As many of you noticed, we recently added ‘Container Gardening with Keystones’ to the Homegrown National Park website. This new resource will guide millions of people who live in apartments or condos, or whose yard space is so small that in-ground plantings are impossible, to contribute to Homegrown National Park by planting productive native plants in containers. Imagine, if everyone in an apartment building added flowering plants to their balconies, what once seemed like an inert rock cliff to a foraging bee would suddenly become a rich source of pollen and nectar.
But which plants should people put in their containers? Native species that are adapted to where you live, of course, but how do you find out what those plants are? This is the information our new guide provides, but rather than listing plants by state or county, reference points people typically use to find a location, we have decided to use ecoregions. No, we are not trying to make plant choice more complicated than it is. Just the opposite! Using ecoregions as a guide will simplify plant choice while making these decisions more accurate. If you are skeptical because that sounds just like a promise tech support makes before installing a computer update that then renders your computer useless, I don’t blame you. But here’s our reasoning.

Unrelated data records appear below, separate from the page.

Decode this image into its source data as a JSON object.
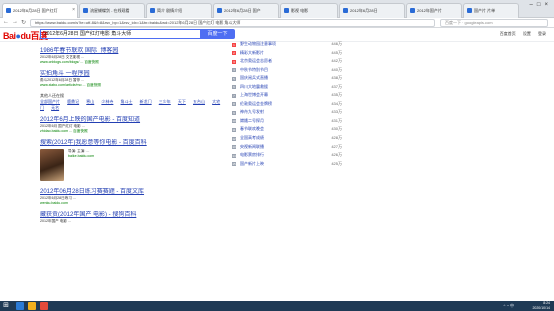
{
  "browser": {
    "tabs": [
      {
        "label": "2012年6月28日 国产红灯",
        "active": true
      },
      {
        "label": "流星蝴蝶剑 - 在线观看"
      },
      {
        "label": "简介 剧情介绍"
      },
      {
        "label": "2012年6月28日 国产"
      },
      {
        "label": "影视 电影"
      },
      {
        "label": "2012年6月28日"
      },
      {
        "label": "2012年国产片"
      },
      {
        "label": "国产片 片单"
      }
    ],
    "url": "https://www.baidu.com/s?ie=utf-8&f=8&rsv_bp=1&rsv_idx=1&tn=baidu&wd=2012年6月28日 国产红灯 电影 角斗大师",
    "search_placeholder": "百度一下 · googleapis.com"
  },
  "header": {
    "logo_text": "Bai",
    "logo_paw": "du",
    "logo_cn": "百度",
    "query": "2012年6月28日 国产红灯电影 角斗大师",
    "search_button": "百度一下",
    "links": [
      "百度首页",
      "设置",
      "登录"
    ]
  },
  "results": {
    "r1": {
      "title": "1986年春节联欢 国际_博客园",
      "abstract": "2012年6月28日 文艺影视 ...",
      "url": "www.cnblogs.com/blogs/ ... 百度快照"
    },
    "r2": {
      "title": "实拍角斗 一程序园",
      "abstract": "角斗2012年6月28日 暂停 ...",
      "url": "www.xiabo.com/article/mo ... 百度快照",
      "links": [
        "全部国产片",
        "鹿鼎记",
        "寒山",
        "少林寺",
        "角斗士",
        "新龙门",
        "三少年",
        "天下",
        "五台山",
        "大宅门",
        "无名"
      ]
    },
    "related_heading": "其他人还在搜",
    "r3": {
      "title": "2012年6月上映的国产电影 - 百度知道",
      "abstract": "2012年6月 国产红灯 电影 ...",
      "url": "zhidao.baidu.com ... 百度快照"
    },
    "r4": {
      "title": "搜索(2012年)我愿意等你电影 - 百度百科",
      "abstract": "导演:  主演:  ...",
      "url": "baike.baidu.com"
    },
    "r5": {
      "title": "2012年06月28日练习赛赛题 - 百度文库",
      "abstract": "2012年6月28日练习 ...",
      "url": "wenku.baidu.com"
    },
    "r6": {
      "title": "藏获贡(2012年国产 电影) - 搜狗百科",
      "abstract": "2012年国产 电影 ..."
    }
  },
  "ranking": [
    {
      "rank": "1",
      "title": "野生动物园注意事项",
      "count": "446万"
    },
    {
      "rank": "2",
      "title": "精彩大新影片",
      "count": "445万"
    },
    {
      "rank": "3",
      "title": "北京奥运会志愿者",
      "count": "442万"
    },
    {
      "rank": "4",
      "title": "中秋节特别节目",
      "count": "440万"
    },
    {
      "rank": "5",
      "title": "国庆阅兵式直播",
      "count": "438万"
    },
    {
      "rank": "6",
      "title": "四川大地震救援",
      "count": "437万"
    },
    {
      "rank": "7",
      "title": "上海世博会开幕",
      "count": "435万"
    },
    {
      "rank": "8",
      "title": "伦敦奥运会金牌榜",
      "count": "434万"
    },
    {
      "rank": "9",
      "title": "神舟九号发射",
      "count": "433万"
    },
    {
      "rank": "10",
      "title": "嫦娥二号探月",
      "count": "431万"
    },
    {
      "rank": "11",
      "title": "春节联欢晚会",
      "count": "430万"
    },
    {
      "rank": "12",
      "title": "全国高考成绩",
      "count": "428万"
    },
    {
      "rank": "13",
      "title": "央视新闻联播",
      "count": "427万"
    },
    {
      "rank": "14",
      "title": "电影票房排行",
      "count": "426万"
    },
    {
      "rank": "15",
      "title": "国产新片上映",
      "count": "425万"
    }
  ],
  "taskbar": {
    "time": "8:24",
    "date": "2020/10/14"
  }
}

Plants do not distribute themselves according to political boundaries like state or county. Plants grow where they can, based on soil type, rainfall, temperature, altitude, and past geological events like glaciation. And these environmental conditions do not follow state boundaries.
Take Colorado, for example. Even at the most generalized ecoregion level (level 1), Colorado contains three ecoregions within its borders: great plains, northwestern forested mountains, and North American deserts. The plants that naturally occur in each of these ecoregions differ from each other. This is why state listings of native plants often differ from ecoregion lists; a plant may occur within a state’s boundaries but not within a particular ecoregion in that state. The same reasoning also applies to counties, although most counties are small enough that the entire county occurs within a single ecoregion.
How do you know what ecoregion you live in? Simply look at the map of ecoregions we supply on the website. Color-coded ecoregions make it easy for you to align your location within a particular color. Our first launch of the best native plants for containers is based on Ecoregion Level 1. We recognize that Level 1 is quite generalized, particularly for folks in the East, and places people who live in Illinois in the same ecoregion as people who live in northern Florida. This is why we are moving to Ecoregion Level 2 and should have that ready by March 2023. You don’t have to wait for the launch of Level 2, though. The plants we recommend have broad geographic ranges and will provide valuable forage for bees, butterflies, and those nocturnal moths we hardly ever see.